The 'Battle of the Rapido River' was fought between US and German forces in the course of one of the Allies' several attempts to breach the 'Winter Line', and despite its name was actually fought on the Gari river (2/22 January 1944).
Elements of the US 36th Division, commanded by Major General Fred L. Walker, crossed the Gari river in boats and seized the river’s western bank. However, the US forces were then cut off from reinforcement and subjected to heavy fire and counterattacks from elements of Generalleutnant Eberhardt Rodt’s 15th Panzergrenadierdivision. The 36th Division suffered very high losses, and after two days of fighting the survivors retreated back across the river.
Late in 1943, the Italian campaign had reached a turning point. The Allied advance to the north through Italy bogged down around Monte Cassino, which was a crucial point in the Axis defensive position known as the 'Gustav-Linie', the most important of the three German defensive lines constituting the 'Winter Line'. As a result, Allied commanders planned to outflank the Germans with 'Shingle', an amphibious landing at Anzio between the 'Gustav-Linie' and Rome. To assist in the landing, Allied forces to the south were to launch attacks in the days leading up to 'Shingle' by seizing German positions across the Garigliano and Rapido rivers in the hope that this would result in the movement of forces from the Anzio area to the south in order to counter these attacks. However, the simultaneous attack at Anzio limited the availability of air support for the river crossings.
Lieutenant General Mark W. Clark, commander of the US 5th Army, ordered a crossing of the Gari river, to the south of Monte Cassino, by the 141st Infantry and 143rd Infantry, both of these being regiments of the US 36th Division in Major General G. Keyes’s US II Corps. After a bridgehead had been secured, an armoured advance was to strike across the Liri river valley.

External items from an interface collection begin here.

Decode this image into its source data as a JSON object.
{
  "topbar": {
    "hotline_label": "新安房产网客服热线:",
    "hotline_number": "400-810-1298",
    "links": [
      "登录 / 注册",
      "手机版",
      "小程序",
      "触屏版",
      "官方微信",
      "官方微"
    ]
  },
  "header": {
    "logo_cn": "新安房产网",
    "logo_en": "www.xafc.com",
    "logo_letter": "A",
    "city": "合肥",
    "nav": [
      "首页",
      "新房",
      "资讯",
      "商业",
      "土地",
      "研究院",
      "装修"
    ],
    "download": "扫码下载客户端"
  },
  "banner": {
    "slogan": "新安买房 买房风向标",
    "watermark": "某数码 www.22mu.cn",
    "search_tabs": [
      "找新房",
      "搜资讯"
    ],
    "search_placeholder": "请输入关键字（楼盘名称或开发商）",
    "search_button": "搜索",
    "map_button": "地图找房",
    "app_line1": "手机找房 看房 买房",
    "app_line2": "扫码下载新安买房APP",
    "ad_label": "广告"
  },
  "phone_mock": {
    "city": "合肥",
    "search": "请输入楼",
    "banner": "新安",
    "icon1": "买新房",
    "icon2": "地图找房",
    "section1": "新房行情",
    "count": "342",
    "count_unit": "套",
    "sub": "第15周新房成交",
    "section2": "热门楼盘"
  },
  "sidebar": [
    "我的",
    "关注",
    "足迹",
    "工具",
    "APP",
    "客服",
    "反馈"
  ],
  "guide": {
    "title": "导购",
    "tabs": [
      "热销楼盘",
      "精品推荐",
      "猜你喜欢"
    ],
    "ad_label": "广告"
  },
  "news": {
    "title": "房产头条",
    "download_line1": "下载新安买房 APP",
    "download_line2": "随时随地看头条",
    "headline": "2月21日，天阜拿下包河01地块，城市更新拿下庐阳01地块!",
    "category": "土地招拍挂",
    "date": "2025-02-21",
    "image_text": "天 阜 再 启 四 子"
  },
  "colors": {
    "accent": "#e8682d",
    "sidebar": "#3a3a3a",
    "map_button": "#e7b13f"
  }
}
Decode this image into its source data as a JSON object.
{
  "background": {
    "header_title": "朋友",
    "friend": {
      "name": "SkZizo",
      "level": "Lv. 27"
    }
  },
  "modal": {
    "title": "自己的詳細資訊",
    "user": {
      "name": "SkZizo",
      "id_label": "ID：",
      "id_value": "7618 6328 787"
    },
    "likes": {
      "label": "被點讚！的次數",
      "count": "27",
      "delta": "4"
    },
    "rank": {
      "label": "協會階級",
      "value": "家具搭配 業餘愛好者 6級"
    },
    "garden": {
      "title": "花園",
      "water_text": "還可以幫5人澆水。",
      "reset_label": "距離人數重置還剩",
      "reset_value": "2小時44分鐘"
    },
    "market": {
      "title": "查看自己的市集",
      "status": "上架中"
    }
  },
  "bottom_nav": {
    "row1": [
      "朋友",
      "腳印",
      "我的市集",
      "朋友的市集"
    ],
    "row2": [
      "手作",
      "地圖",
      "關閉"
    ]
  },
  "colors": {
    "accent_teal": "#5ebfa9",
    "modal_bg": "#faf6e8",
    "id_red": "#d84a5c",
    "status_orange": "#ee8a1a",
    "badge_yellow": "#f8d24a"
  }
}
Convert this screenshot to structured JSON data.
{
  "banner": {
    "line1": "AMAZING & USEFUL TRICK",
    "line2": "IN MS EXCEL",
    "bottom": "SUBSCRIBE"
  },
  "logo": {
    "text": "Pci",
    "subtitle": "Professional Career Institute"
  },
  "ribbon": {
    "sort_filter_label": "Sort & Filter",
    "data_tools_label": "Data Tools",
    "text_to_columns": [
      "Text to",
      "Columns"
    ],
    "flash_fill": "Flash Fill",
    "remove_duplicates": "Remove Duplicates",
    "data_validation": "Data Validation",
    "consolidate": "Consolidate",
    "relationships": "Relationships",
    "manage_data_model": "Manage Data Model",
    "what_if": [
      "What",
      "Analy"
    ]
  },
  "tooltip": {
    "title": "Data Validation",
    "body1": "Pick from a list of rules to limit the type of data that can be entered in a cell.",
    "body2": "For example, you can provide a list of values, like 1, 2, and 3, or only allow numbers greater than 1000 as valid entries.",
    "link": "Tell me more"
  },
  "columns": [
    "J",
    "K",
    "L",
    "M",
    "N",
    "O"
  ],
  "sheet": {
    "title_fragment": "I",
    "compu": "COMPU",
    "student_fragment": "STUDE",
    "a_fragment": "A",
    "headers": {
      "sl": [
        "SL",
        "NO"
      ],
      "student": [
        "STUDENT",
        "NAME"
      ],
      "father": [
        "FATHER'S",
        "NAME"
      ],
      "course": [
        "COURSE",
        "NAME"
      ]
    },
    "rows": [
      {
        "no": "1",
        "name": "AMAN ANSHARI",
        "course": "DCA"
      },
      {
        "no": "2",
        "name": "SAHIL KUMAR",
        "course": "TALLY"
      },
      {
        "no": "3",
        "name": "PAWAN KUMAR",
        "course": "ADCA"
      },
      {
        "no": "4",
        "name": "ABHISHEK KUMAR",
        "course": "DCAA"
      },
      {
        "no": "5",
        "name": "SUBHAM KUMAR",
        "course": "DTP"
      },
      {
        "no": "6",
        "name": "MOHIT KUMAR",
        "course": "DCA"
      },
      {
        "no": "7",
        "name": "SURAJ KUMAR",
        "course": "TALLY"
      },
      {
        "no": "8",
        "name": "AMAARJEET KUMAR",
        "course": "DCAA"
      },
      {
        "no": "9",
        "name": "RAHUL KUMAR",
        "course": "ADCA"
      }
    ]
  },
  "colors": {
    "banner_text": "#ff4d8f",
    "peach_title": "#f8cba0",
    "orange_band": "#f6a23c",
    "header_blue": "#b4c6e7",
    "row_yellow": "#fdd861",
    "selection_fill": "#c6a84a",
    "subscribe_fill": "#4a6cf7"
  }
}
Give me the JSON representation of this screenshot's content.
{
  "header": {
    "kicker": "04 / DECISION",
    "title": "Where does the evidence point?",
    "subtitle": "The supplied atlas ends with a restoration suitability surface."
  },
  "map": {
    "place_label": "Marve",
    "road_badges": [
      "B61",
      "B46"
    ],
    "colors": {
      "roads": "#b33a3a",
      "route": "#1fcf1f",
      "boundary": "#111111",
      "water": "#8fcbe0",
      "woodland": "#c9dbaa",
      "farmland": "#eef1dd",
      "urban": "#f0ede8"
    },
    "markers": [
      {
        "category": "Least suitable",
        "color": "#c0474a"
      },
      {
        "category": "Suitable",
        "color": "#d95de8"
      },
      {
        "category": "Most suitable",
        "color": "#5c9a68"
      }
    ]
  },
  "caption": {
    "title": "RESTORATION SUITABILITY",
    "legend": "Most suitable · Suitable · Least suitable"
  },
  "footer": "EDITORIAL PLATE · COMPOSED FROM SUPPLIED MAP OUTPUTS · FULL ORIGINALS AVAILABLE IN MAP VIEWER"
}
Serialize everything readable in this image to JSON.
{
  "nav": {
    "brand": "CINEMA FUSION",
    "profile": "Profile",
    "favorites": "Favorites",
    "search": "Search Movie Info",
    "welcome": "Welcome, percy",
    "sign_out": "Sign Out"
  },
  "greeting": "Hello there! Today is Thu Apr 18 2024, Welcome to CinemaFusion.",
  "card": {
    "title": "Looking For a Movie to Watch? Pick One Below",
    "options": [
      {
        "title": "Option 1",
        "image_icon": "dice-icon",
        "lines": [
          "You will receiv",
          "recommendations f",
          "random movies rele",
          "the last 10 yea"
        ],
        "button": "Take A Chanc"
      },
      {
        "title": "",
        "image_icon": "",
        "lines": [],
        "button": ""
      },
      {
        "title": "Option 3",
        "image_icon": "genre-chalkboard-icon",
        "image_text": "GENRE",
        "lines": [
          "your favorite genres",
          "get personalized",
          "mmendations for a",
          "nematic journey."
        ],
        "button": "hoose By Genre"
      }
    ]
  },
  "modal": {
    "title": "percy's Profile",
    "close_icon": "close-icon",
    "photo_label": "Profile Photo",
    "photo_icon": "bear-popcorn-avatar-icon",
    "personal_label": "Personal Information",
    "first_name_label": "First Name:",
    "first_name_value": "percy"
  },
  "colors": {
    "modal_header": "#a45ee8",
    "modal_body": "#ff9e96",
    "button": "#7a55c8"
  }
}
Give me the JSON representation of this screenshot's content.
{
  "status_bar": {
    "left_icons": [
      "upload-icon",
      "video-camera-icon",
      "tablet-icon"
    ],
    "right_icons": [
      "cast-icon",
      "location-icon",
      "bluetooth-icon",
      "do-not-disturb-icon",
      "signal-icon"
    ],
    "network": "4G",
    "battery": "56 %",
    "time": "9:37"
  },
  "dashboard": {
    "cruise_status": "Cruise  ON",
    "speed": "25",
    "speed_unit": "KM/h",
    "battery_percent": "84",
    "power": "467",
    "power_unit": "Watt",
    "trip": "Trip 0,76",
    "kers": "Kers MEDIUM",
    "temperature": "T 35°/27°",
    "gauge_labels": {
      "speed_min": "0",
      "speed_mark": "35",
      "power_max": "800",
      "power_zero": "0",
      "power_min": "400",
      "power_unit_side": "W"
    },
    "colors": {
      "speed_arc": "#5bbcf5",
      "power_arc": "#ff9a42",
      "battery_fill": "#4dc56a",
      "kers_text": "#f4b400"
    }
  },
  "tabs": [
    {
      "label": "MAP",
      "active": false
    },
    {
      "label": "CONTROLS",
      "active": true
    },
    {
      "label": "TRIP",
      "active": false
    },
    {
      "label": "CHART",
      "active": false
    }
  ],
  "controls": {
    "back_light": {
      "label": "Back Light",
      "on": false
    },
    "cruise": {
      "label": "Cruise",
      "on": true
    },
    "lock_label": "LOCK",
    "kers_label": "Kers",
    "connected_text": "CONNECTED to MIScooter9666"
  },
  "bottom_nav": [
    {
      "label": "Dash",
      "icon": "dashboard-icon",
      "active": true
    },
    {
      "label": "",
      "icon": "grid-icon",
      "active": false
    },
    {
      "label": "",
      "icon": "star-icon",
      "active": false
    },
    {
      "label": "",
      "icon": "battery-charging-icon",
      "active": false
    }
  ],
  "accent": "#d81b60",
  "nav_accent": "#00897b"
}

On the night of 20 January, the US 36th Division fired an artillery barrage of 31,000 rounds on German positions across the Gari river, causing only negligible damage. Feint attacks were conducted by Major General Charles W. Ryder’s US 34th Division to the north, near Monte Cassino, to divert attention from the main advance. After the barrage had ended, the 141st and 143rd Infantry were ordered to cross the river at 19.00. Initial casualties were inflicted on the Allies by landmines on the river’s eastern bank, despite the efforts of army engineers tasked with clearing the approaches to the river. German artillery fire responding to the barrage also landed hits on elements of the 141st Infantry before it was able to reach the river. Two infantry companies of the 143rd Infantry successfully crossed the river, but German return fire resulted in the loss of too many men and landing boats, and the regiment’s foothold was abandoned. The 141st Infantry fared still worse, being forced to withdraw with heavy casualties after landing directly in a minefield.
On the following day, both regiments were ordered to attack once again, beginning at 16.00. Although this assault met with more success, the US foothold was still unsustainable, as withering fire from the 15th Panzergrenadierdivision, of General Fridolin von Senger und Etterlin’s XIV Panzerkorps within Generaloberst Heinrich von Vietinghoff-Scheel’s 10th Army, prevented the construction of pontoon and Bailey bridges by engineers. Without the bridges, US armour could not assist in the attack, and the infantrymen were left to fight on their own, resulting in devastating casualties for the two regiments. After more than 20 hours of fruitless combat, both were ordered to withdraw. The 143rd Infantry was able to withdraw relatively intact, but much of the 141st Infantry was left stranded by the destruction of their bridges and boats by German fire. The Germans counterattacked the trapped Americans, capturing hundreds of soldiers. decided against committing his division’s last regiment, the 142nd Infantry, and the battle concluded at 21.40 on January 22.
No significant gains had been made in either assault, and the original objective of luring away German forces was entirely unsuccessful.
Significant controversy followed the US defeat, with Clark criticising Walker’s execution of the battle plan. Walker responded that the entire battle had been foolhardy and unnecessary, and that Clark’s plan, against which Walker had protested, was all but guaranteed to fail. Otherwise known as the 'Battle of the Gari River', the 'Battle of the Rapido River' was one of the most significant defeats suffered by the US Army during World War II and was the subject of an investigation in 1946 by the Congress to establish responsibility for the disaster. Secretary of War Robert P. Patterson prepared a report in response to the Congressional investigation, in which he concluded that 'the action to which the Thirty-sixth Division was committed was a necessary one and that General Clark exercised sound judgment in planning it and in ordering it.' The president of the 36th Infantry Division Association, testified before the Congress in opposition to Patterson’s conclusions and criticised what he perceived as Clark’s attempt to evade investigation of his conduct.